BEGIN

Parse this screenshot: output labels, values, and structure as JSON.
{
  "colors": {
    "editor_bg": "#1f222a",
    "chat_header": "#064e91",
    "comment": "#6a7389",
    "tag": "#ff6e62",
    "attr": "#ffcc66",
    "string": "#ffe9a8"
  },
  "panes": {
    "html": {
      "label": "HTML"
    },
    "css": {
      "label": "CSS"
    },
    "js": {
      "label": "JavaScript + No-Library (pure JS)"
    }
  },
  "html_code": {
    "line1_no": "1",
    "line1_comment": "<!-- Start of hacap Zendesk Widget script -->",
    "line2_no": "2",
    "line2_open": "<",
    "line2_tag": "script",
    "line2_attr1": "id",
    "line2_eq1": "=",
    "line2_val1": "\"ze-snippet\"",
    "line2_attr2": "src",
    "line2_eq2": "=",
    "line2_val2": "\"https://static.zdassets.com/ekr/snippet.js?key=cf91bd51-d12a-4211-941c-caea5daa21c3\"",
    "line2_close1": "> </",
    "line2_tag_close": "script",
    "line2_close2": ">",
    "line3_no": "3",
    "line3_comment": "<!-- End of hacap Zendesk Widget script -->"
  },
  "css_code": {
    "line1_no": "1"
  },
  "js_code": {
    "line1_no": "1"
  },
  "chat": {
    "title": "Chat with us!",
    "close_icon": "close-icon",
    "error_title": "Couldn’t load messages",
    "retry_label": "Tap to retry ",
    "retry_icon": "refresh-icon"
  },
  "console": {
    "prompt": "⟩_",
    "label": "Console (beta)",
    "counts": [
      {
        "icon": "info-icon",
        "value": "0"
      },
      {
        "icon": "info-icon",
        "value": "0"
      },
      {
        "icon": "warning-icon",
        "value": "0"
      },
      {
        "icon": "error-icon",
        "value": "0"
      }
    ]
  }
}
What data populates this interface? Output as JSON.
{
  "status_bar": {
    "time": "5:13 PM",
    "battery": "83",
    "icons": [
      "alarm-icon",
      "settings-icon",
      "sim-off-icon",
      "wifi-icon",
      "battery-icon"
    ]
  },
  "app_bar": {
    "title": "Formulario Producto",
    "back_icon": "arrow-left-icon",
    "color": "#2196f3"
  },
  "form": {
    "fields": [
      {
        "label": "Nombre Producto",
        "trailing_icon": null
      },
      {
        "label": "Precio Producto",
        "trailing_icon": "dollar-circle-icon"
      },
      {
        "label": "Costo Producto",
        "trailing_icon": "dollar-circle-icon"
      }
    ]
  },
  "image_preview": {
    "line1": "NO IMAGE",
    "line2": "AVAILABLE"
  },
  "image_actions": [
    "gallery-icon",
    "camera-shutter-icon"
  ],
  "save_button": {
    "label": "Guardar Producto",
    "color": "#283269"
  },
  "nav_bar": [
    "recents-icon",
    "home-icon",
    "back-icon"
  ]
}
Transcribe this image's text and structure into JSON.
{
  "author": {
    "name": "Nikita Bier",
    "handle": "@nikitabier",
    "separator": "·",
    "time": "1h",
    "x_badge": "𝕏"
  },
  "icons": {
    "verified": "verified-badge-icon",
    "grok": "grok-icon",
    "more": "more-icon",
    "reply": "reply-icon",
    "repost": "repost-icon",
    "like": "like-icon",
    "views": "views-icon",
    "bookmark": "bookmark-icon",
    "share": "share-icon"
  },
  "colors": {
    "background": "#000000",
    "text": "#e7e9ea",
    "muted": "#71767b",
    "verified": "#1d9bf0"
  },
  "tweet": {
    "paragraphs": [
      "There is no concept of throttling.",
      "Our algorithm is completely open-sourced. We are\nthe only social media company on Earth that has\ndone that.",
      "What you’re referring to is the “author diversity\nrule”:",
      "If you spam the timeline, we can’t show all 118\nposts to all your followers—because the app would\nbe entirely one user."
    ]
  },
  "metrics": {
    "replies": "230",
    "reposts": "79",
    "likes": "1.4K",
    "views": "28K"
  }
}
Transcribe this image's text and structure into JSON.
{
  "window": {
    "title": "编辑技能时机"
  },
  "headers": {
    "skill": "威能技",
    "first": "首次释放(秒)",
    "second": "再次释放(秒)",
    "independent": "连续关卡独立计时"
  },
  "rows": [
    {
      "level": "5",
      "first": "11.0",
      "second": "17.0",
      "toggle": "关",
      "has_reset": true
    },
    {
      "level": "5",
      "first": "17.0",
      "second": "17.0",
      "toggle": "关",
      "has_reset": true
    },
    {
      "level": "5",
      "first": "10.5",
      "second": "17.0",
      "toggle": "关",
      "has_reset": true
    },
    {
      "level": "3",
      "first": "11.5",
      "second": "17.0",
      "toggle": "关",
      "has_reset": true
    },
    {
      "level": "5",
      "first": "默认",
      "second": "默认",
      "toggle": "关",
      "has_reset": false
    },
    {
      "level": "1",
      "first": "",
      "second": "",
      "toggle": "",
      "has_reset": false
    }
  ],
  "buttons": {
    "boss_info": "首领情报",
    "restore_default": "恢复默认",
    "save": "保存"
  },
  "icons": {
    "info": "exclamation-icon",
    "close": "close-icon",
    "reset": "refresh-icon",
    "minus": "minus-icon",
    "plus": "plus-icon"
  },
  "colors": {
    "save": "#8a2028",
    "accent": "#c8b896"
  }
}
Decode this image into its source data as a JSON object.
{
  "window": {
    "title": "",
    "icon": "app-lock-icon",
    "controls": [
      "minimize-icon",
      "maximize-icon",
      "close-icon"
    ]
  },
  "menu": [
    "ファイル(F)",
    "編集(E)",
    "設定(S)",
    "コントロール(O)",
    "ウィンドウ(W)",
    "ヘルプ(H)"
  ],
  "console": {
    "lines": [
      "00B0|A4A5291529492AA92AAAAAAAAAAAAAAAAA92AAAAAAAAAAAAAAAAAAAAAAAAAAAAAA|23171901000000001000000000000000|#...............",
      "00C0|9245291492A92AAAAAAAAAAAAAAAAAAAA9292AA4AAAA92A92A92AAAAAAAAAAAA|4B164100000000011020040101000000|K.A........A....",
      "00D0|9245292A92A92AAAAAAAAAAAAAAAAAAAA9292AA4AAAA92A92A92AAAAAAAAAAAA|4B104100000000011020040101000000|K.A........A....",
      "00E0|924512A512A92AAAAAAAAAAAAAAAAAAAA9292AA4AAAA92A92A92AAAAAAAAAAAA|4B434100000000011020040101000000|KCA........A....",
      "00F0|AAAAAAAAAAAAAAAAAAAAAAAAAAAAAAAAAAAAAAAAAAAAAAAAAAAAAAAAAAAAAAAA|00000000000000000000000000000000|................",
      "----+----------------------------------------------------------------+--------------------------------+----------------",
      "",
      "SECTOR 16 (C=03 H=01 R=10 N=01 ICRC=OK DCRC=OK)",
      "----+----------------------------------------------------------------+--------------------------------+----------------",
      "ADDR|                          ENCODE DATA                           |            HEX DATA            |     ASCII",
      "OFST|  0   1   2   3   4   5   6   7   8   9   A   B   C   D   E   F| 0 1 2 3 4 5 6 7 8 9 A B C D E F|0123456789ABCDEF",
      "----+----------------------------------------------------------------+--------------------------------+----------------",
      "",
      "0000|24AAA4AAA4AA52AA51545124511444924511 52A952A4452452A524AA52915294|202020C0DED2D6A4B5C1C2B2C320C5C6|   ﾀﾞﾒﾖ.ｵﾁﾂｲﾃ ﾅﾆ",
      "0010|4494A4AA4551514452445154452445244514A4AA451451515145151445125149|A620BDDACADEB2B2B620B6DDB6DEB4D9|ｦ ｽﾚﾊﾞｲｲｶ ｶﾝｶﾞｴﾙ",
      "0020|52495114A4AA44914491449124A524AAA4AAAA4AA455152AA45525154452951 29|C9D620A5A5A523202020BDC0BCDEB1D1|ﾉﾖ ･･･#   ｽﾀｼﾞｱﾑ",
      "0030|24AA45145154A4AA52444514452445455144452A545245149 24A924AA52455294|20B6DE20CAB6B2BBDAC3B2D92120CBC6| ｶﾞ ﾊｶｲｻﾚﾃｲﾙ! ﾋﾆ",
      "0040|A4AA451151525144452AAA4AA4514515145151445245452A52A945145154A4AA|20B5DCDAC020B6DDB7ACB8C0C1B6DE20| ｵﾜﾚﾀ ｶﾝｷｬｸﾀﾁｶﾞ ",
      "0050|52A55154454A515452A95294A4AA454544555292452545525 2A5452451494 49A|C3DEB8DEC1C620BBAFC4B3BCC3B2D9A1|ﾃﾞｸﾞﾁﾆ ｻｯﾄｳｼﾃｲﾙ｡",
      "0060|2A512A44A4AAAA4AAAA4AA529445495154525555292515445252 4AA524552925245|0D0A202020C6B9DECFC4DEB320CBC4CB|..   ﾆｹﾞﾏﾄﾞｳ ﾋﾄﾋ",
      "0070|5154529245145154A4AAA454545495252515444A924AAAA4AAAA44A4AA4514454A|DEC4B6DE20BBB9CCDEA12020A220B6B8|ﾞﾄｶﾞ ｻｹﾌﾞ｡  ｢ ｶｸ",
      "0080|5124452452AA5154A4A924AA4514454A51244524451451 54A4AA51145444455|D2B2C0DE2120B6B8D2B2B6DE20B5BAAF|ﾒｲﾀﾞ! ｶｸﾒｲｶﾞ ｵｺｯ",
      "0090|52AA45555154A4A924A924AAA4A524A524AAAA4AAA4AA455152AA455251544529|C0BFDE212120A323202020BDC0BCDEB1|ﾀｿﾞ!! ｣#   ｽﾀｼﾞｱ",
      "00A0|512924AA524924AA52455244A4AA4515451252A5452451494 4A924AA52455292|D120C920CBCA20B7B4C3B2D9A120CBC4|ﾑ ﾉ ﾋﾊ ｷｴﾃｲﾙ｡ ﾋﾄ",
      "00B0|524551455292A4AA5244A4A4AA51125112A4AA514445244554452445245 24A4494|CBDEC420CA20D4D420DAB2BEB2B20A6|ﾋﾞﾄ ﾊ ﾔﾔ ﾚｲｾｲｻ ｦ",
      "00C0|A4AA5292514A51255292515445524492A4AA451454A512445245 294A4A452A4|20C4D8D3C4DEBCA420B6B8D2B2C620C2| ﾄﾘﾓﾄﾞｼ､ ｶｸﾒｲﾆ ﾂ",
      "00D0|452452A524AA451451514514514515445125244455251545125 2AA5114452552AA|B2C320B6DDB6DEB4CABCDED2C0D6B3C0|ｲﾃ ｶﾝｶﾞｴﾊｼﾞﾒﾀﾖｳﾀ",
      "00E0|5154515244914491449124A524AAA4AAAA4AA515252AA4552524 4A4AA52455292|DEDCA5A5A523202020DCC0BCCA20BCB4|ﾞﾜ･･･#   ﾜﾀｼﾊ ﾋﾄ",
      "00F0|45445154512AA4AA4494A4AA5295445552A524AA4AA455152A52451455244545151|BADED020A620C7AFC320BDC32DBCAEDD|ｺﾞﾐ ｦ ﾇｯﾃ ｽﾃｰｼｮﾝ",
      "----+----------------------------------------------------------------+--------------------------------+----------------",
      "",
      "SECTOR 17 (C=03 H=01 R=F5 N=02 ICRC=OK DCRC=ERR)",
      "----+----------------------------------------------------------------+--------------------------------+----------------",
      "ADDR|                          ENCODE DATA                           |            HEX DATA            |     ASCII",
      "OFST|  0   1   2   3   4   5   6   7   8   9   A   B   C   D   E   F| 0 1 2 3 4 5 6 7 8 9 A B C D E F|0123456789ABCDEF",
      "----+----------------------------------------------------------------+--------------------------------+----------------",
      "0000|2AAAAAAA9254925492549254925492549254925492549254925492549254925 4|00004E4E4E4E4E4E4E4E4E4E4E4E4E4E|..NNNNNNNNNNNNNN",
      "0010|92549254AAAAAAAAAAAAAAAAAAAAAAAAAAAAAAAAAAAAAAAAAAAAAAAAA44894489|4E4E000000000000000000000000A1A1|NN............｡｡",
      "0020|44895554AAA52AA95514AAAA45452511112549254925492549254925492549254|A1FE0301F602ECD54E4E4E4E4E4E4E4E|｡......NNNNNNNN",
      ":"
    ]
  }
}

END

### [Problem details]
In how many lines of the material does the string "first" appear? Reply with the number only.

### [Written reply]
7